§ WHAT YOU HAVE TO DO
The records that follow are to be reproduced exactly. Any pictures in them are left out.
[ENTRIES SHOWN]
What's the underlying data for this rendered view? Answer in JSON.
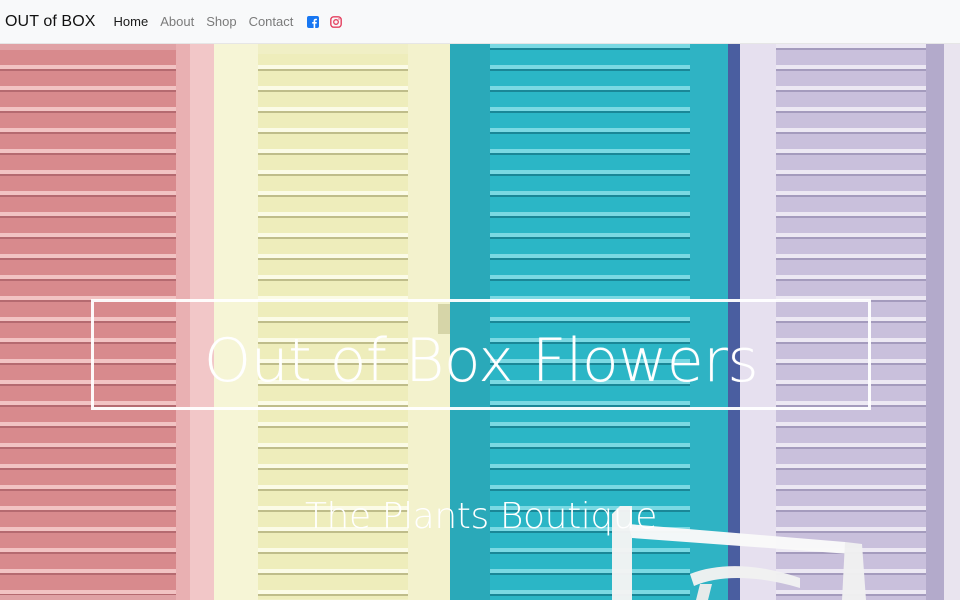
{
  "navbar": {
    "brand": "OUT of BOX",
    "links": [
      {
        "label": "Home",
        "active": true
      },
      {
        "label": "About",
        "active": false
      },
      {
        "label": "Shop",
        "active": false
      },
      {
        "label": "Contact",
        "active": false
      }
    ],
    "social": [
      {
        "icon": "facebook-icon",
        "color": "#1877f2"
      },
      {
        "icon": "instagram-icon",
        "color": "#e4405f"
      }
    ]
  },
  "hero": {
    "title": "Out of Box Flowers",
    "subtitle": "The Plants Boutique",
    "image_description_colors": {
      "pink": "#d98f92",
      "yellow": "#efeebf",
      "teal": "#2fb7c8",
      "lavender": "#c7bfd9"
    }
  }
}
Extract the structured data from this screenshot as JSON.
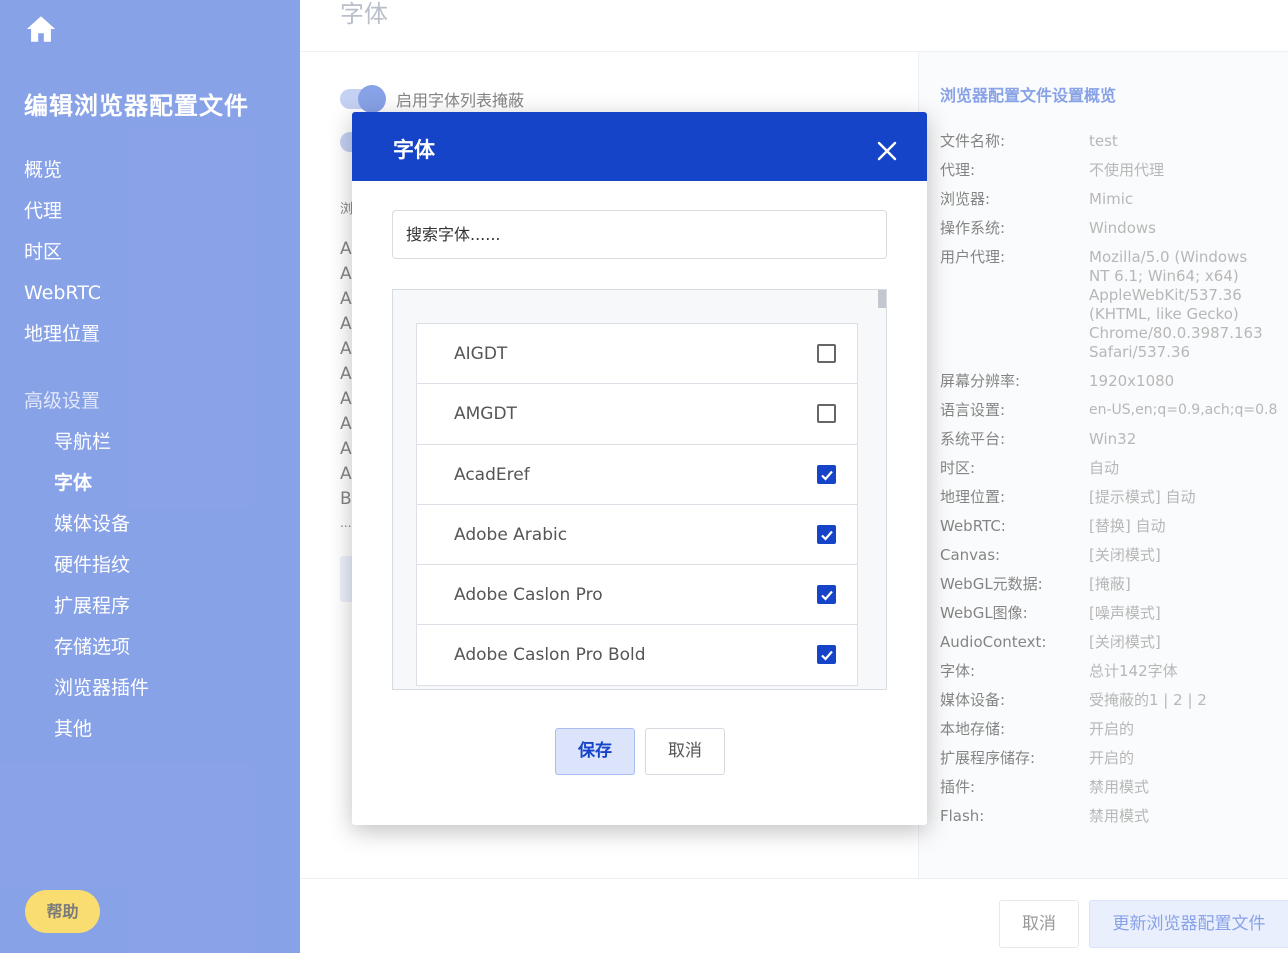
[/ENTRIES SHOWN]
§ SOLUTION BELOW
What's the underlying data for this rendered view? Answer in JSON.
{
  "navbar": {
    "brand": "OUT of BOX",
    "links": [
      {
        "label": "Home",
        "active": true
      },
      {
        "label": "About",
        "active": false
      },
      {
        "label": "Shop",
        "active": false
      },
      {
        "label": "Contact",
        "active": false
      }
    ],
    "social": [
      {
        "icon": "facebook-icon",
        "color": "#1877f2"
      },
      {
        "icon": "instagram-icon",
        "color": "#e4405f"
      }
    ]
  },
  "hero": {
    "title": "Out of Box Flowers",
    "subtitle": "The Plants Boutique",
    "image_description_colors": {
      "pink": "#d98f92",
      "yellow": "#efeebf",
      "teal": "#2fb7c8",
      "lavender": "#c7bfd9"
    }
  }
}
Extract the structured data from this screenshot as JSON.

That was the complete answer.